▸ Material provided
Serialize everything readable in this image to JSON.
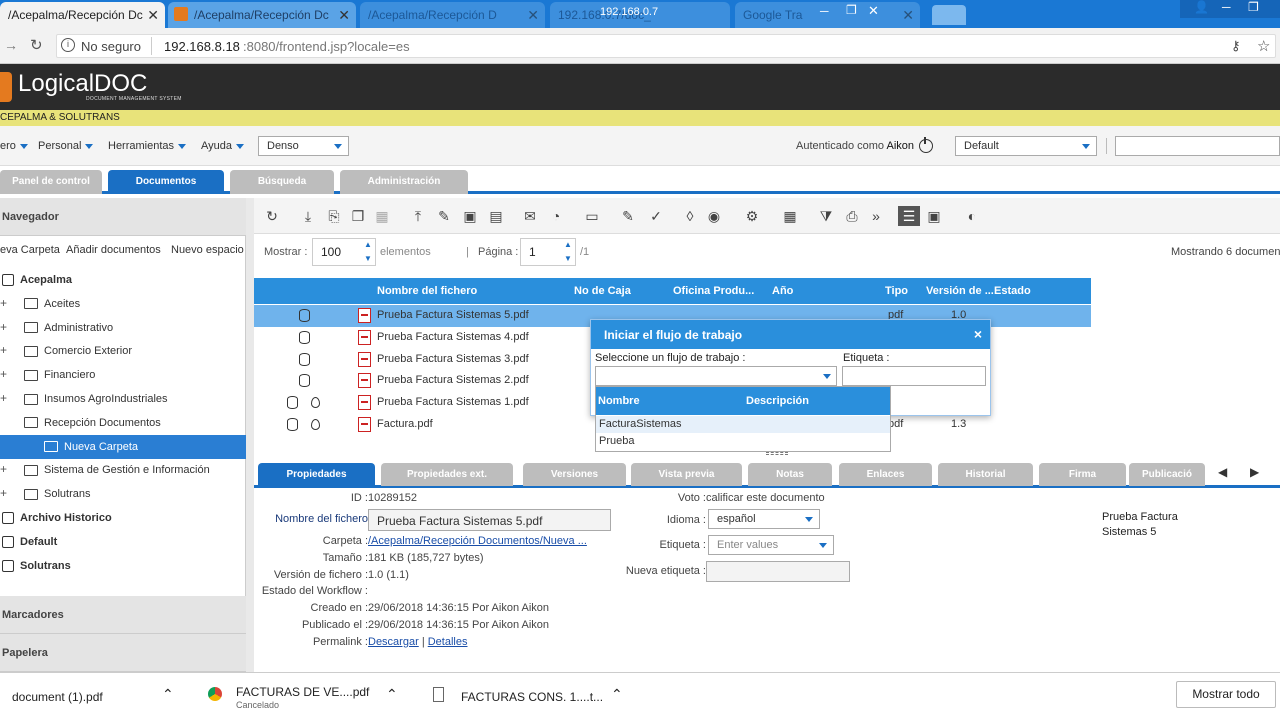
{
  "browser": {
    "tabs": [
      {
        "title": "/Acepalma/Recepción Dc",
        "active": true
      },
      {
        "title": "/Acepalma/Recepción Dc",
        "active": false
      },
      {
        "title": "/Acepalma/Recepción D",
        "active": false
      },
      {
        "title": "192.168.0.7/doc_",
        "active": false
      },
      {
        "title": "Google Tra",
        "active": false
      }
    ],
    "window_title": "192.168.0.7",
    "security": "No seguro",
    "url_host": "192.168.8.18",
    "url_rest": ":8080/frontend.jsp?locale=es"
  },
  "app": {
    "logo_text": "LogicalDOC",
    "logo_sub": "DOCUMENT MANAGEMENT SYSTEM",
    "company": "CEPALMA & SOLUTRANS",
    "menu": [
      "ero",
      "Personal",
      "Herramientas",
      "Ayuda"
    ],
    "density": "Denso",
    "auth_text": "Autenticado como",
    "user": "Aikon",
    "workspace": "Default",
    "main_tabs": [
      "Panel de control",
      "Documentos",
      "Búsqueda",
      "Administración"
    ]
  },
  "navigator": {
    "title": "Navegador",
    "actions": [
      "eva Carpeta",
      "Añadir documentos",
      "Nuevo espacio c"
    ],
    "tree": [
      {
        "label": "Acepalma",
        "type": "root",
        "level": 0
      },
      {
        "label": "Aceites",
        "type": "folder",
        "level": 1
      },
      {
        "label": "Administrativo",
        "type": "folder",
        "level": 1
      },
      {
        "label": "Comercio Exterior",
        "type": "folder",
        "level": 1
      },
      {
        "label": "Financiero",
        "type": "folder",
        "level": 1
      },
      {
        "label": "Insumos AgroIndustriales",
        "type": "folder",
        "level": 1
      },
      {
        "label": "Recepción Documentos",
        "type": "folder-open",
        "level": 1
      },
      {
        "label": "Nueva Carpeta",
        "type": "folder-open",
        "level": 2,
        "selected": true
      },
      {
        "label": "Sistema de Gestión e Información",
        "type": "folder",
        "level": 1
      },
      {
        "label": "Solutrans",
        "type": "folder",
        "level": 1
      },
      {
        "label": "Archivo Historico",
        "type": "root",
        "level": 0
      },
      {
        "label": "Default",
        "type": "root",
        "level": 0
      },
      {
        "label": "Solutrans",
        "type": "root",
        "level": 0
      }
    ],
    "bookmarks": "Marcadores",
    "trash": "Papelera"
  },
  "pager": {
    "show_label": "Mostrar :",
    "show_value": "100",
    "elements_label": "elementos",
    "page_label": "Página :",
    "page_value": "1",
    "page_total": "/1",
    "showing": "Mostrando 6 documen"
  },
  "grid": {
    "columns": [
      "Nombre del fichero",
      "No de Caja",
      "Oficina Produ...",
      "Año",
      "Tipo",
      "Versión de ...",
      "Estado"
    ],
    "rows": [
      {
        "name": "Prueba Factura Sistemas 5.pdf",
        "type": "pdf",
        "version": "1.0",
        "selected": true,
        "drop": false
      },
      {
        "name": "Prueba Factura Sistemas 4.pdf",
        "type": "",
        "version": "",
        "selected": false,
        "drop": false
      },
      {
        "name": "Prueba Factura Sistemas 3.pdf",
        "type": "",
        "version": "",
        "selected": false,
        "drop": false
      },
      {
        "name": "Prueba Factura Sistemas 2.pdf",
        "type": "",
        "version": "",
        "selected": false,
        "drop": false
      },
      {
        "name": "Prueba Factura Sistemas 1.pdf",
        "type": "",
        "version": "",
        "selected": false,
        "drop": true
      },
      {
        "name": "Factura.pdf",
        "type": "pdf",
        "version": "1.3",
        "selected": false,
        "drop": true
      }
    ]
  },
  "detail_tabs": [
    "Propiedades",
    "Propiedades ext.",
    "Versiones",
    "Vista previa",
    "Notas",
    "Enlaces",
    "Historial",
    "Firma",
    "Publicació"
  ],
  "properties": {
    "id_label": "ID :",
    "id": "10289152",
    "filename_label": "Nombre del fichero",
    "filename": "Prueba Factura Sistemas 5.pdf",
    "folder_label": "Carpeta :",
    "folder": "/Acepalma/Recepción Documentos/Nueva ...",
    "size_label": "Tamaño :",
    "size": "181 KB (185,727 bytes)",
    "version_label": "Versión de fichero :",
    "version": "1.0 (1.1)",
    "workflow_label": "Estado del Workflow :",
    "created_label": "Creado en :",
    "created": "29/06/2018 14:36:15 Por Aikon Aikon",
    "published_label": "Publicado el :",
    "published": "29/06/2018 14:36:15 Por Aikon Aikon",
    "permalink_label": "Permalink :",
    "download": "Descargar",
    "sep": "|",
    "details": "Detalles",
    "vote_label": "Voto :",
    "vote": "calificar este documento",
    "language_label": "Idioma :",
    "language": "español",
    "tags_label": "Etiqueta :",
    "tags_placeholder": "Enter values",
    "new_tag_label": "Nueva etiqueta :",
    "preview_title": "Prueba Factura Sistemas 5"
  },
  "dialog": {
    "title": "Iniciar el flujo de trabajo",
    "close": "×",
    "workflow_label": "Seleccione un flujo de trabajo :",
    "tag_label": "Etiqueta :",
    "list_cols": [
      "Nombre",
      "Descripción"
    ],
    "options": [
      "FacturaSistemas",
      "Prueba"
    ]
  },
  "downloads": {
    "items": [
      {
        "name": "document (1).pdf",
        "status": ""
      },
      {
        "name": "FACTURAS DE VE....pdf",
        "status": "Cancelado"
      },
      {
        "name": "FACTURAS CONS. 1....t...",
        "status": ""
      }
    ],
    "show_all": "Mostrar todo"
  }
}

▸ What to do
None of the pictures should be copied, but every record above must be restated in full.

▸ Solution
Serialize everything readable in this image to JSON.
{
  "browser": {
    "tabs": [
      {
        "title": "/Acepalma/Recepción Dc",
        "active": true
      },
      {
        "title": "/Acepalma/Recepción Dc",
        "active": false
      },
      {
        "title": "/Acepalma/Recepción D",
        "active": false
      },
      {
        "title": "192.168.0.7/doc_",
        "active": false
      },
      {
        "title": "Google Tra",
        "active": false
      }
    ],
    "window_title": "192.168.0.7",
    "security": "No seguro",
    "url_host": "192.168.8.18",
    "url_rest": ":8080/frontend.jsp?locale=es"
  },
  "app": {
    "logo_text": "LogicalDOC",
    "logo_sub": "DOCUMENT MANAGEMENT SYSTEM",
    "company": "CEPALMA & SOLUTRANS",
    "menu": [
      "ero",
      "Personal",
      "Herramientas",
      "Ayuda"
    ],
    "density": "Denso",
    "auth_text": "Autenticado como",
    "user": "Aikon",
    "workspace": "Default",
    "main_tabs": [
      "Panel de control",
      "Documentos",
      "Búsqueda",
      "Administración"
    ]
  },
  "navigator": {
    "title": "Navegador",
    "actions": [
      "eva Carpeta",
      "Añadir documentos",
      "Nuevo espacio c"
    ],
    "tree": [
      {
        "label": "Acepalma",
        "type": "root",
        "level": 0
      },
      {
        "label": "Aceites",
        "type": "folder",
        "level": 1
      },
      {
        "label": "Administrativo",
        "type": "folder",
        "level": 1
      },
      {
        "label": "Comercio Exterior",
        "type": "folder",
        "level": 1
      },
      {
        "label": "Financiero",
        "type": "folder",
        "level": 1
      },
      {
        "label": "Insumos AgroIndustriales",
        "type": "folder",
        "level": 1
      },
      {
        "label": "Recepción Documentos",
        "type": "folder-open",
        "level": 1
      },
      {
        "label": "Nueva Carpeta",
        "type": "folder-open",
        "level": 2,
        "selected": true
      },
      {
        "label": "Sistema de Gestión e Información",
        "type": "folder",
        "level": 1
      },
      {
        "label": "Solutrans",
        "type": "folder",
        "level": 1
      },
      {
        "label": "Archivo Historico",
        "type": "root",
        "level": 0
      },
      {
        "label": "Default",
        "type": "root",
        "level": 0
      },
      {
        "label": "Solutrans",
        "type": "root",
        "level": 0
      }
    ],
    "bookmarks": "Marcadores",
    "trash": "Papelera"
  },
  "pager": {
    "show_label": "Mostrar :",
    "show_value": "100",
    "elements_label": "elementos",
    "page_label": "Página :",
    "page_value": "1",
    "page_total": "/1",
    "showing": "Mostrando 6 documen"
  },
  "grid": {
    "columns": [
      "Nombre del fichero",
      "No de Caja",
      "Oficina Produ...",
      "Año",
      "Tipo",
      "Versión de ...",
      "Estado"
    ],
    "rows": [
      {
        "name": "Prueba Factura Sistemas 5.pdf",
        "type": "pdf",
        "version": "1.0",
        "selected": true,
        "drop": false
      },
      {
        "name": "Prueba Factura Sistemas 4.pdf",
        "type": "",
        "version": "",
        "selected": false,
        "drop": false
      },
      {
        "name": "Prueba Factura Sistemas 3.pdf",
        "type": "",
        "version": "",
        "selected": false,
        "drop": false
      },
      {
        "name": "Prueba Factura Sistemas 2.pdf",
        "type": "",
        "version": "",
        "selected": false,
        "drop": false
      },
      {
        "name": "Prueba Factura Sistemas 1.pdf",
        "type": "",
        "version": "",
        "selected": false,
        "drop": true
      },
      {
        "name": "Factura.pdf",
        "type": "pdf",
        "version": "1.3",
        "selected": false,
        "drop": true
      }
    ]
  },
  "detail_tabs": [
    "Propiedades",
    "Propiedades ext.",
    "Versiones",
    "Vista previa",
    "Notas",
    "Enlaces",
    "Historial",
    "Firma",
    "Publicació"
  ],
  "properties": {
    "id_label": "ID :",
    "id": "10289152",
    "filename_label": "Nombre del fichero",
    "filename": "Prueba Factura Sistemas 5.pdf",
    "folder_label": "Carpeta :",
    "folder": "/Acepalma/Recepción Documentos/Nueva ...",
    "size_label": "Tamaño :",
    "size": "181 KB (185,727 bytes)",
    "version_label": "Versión de fichero :",
    "version": "1.0 (1.1)",
    "workflow_label": "Estado del Workflow :",
    "created_label": "Creado en :",
    "created": "29/06/2018 14:36:15 Por Aikon Aikon",
    "published_label": "Publicado el :",
    "published": "29/06/2018 14:36:15 Por Aikon Aikon",
    "permalink_label": "Permalink :",
    "download": "Descargar",
    "sep": "|",
    "details": "Detalles",
    "vote_label": "Voto :",
    "vote": "calificar este documento",
    "language_label": "Idioma :",
    "language": "español",
    "tags_label": "Etiqueta :",
    "tags_placeholder": "Enter values",
    "new_tag_label": "Nueva etiqueta :",
    "preview_title": "Prueba Factura Sistemas 5"
  },
  "dialog": {
    "title": "Iniciar el flujo de trabajo",
    "close": "×",
    "workflow_label": "Seleccione un flujo de trabajo :",
    "tag_label": "Etiqueta :",
    "list_cols": [
      "Nombre",
      "Descripción"
    ],
    "options": [
      "FacturaSistemas",
      "Prueba"
    ]
  },
  "downloads": {
    "items": [
      {
        "name": "document (1).pdf",
        "status": ""
      },
      {
        "name": "FACTURAS DE VE....pdf",
        "status": "Cancelado"
      },
      {
        "name": "FACTURAS CONS. 1....t...",
        "status": ""
      }
    ],
    "show_all": "Mostrar todo"
  }
}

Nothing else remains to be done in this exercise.